Squamous cell carcinomas occur most frequently on areas of the body that have been exposed to the sun for prolonged periods. Usually, the skin in these areas reveals telltale signs of sun damage, such as wrinkling, changes in pigmentation, and loss of elasticity. An elevated growth with a central depression that occasionally bleeds. A growth of this type may rapidly increase in size.

Warning Signs of Squamous Cell Carcinoma
A wart-like growth that crusts and occasionally bleeds.
A scaly red patch with irregular borders that sometimes crusts or bleeds.
An open sore that bleeds and crusts and persists for weeks.

After a physician’s examination, a biopsy will be performed to confirm the diagnosis of SCC. This involves removing a piece of the affected tissue and examining it under a microscope. If tumor cells are present, treatment, usually surger is required. Fortunately, there are several effective ways to eradicate SCC. The choice of treatment is based on the type, size, location, and depth of penetration of the tumor, as well as the patient’s age and general state of health. Treatment can almost always be performed on an outpatient basis in a physician’s office or at a clinic. A local anesthetic is used during most procedures. Pain or discomfort is usually minimal with most techniques, and there is rarely much pain afterwards.

Treatment Options:
Curettage and Electrodesiccation
As with AK’s, the growth is scraped off with a curette and the tumor site desiccated with an electrocautery needle.  But when treating BCC’s or SCC’s, the procedure is typically repeated a few times to help assure that all cancer cells are eliminated. Local anesthesia is required.

Excisional Surgery
Along with the above procedure, this is one of the most common treatments for BCC’s and SCC’s. Using a scalpel, the physician removes the entire growth along with a surrounding border of apparently normal skin as a safety margin. The incision is closed, and the growth is sent to the laboratory to verify that all cancerous cells have been removed.

X-ray beams are directed at the tumor. Total destruction usually requires several treatments a week for a few weeks.  This is ideal for tumors that are hard to manage surgically and for elderly patients who are in poor health.

Moh’s Micrographic Surgery
The physician removes the visible tumor with a curette or scalpel and then removes very thin layers of the remaining surrounding skin one layer at a time. Each layer is checked under a microscope, and the procedure is repeated until the last layer viewed is cancer-free.  This technique has the highest cure rate and can save the greatest amount of healthy tissue. It is often used for tumors that have recurred or are in hard-to-treat places such as the head, neck, hands, and feet.

This is the most widely used treatment for individual AK’s. It is especially useful when a limited number of lesions are present. Liquid nitrogen is applied to the growths with a cotton-tipped applicator or spray device. This freezes them without requiring any cutting or anesthesia. They subsequently blister or become crusted and fall off. Some temporary redness and swelling can occur.  In some patients, pigment may be lost.

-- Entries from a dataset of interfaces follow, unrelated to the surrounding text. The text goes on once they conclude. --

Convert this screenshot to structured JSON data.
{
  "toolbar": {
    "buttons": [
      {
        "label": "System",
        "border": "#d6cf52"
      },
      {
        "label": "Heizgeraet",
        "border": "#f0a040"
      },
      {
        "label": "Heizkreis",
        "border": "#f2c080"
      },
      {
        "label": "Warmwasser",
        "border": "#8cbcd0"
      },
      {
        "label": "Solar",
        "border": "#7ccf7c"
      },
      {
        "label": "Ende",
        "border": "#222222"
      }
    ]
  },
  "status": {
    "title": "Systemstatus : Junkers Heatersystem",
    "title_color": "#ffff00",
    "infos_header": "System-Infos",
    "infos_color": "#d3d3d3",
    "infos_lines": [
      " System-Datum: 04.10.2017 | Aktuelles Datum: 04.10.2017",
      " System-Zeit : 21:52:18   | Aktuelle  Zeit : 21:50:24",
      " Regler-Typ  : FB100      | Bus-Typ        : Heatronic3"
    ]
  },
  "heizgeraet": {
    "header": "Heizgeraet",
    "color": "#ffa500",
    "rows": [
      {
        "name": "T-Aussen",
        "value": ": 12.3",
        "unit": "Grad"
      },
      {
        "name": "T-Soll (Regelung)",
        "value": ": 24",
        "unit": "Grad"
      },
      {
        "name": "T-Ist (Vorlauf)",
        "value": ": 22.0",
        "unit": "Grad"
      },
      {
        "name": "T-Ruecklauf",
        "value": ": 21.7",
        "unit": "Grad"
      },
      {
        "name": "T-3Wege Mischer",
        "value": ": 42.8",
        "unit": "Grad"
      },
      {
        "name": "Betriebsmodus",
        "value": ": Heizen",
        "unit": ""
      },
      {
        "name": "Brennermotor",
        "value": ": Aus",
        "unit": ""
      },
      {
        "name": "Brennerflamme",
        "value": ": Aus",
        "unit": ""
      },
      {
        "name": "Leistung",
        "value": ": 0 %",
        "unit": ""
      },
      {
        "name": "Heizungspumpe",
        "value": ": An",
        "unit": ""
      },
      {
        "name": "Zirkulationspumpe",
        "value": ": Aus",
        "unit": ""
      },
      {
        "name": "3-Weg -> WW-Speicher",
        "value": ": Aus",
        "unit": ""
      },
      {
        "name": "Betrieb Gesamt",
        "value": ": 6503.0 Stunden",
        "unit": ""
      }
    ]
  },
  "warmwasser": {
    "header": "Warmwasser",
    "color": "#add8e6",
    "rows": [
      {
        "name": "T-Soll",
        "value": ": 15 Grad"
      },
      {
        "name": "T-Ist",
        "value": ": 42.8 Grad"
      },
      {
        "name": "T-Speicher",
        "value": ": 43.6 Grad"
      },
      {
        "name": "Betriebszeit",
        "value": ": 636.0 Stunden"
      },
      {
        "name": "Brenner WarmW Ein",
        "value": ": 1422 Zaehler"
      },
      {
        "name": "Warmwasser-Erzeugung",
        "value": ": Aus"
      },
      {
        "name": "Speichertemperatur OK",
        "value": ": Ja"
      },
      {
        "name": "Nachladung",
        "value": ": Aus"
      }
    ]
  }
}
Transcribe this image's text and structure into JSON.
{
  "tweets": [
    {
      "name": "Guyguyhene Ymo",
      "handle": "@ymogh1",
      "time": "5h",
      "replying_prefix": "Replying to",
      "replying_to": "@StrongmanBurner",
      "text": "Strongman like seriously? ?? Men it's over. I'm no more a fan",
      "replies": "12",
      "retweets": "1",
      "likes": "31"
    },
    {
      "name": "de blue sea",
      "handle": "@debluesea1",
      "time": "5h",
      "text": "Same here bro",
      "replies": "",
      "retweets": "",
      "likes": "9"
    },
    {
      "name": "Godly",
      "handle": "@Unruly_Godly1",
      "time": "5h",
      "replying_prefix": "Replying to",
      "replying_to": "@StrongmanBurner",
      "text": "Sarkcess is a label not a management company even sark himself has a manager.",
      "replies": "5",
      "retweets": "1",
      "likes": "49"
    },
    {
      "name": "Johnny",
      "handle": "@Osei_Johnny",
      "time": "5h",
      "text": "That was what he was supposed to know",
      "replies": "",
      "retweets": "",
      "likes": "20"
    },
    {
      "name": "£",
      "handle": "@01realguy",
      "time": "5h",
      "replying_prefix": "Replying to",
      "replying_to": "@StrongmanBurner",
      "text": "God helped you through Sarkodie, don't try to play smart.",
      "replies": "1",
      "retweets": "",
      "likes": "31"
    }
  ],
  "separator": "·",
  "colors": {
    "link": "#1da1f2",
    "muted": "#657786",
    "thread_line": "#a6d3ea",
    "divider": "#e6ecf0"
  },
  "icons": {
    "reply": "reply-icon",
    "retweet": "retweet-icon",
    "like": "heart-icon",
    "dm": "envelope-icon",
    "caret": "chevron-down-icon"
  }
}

Laser Surgery
The skin’s outer layer and variable amounts of deeper skin are removed using a carbon dioxide or erbium YAG laser. Lasers are effective for removing actinic cheilitis from the lips and AKs from the face and scalp. They give the physician good control over the depth of tissue removed, much like chemical peels. Lasers are also used as a secondary therapy when topical medications or other techniques are unsuccessful.  However, local anesthesia may be required. The risks of scarring and pigment loss are slightly greater than with other techniques.

Photodynamic Therapy (PDT)
PDT can be especially useful for lesions on the face and scalp. Topical 5-aminolevulinic acid (5-ALA) is applied to the lesions at the physician’s office.  As soon as an hour later, those medicated areas can be activated by a strong light.  This treatment selectively destroys AKs while causing minimal damage to surrounding normal tissue.  Some redness and swelling can result from this therapy.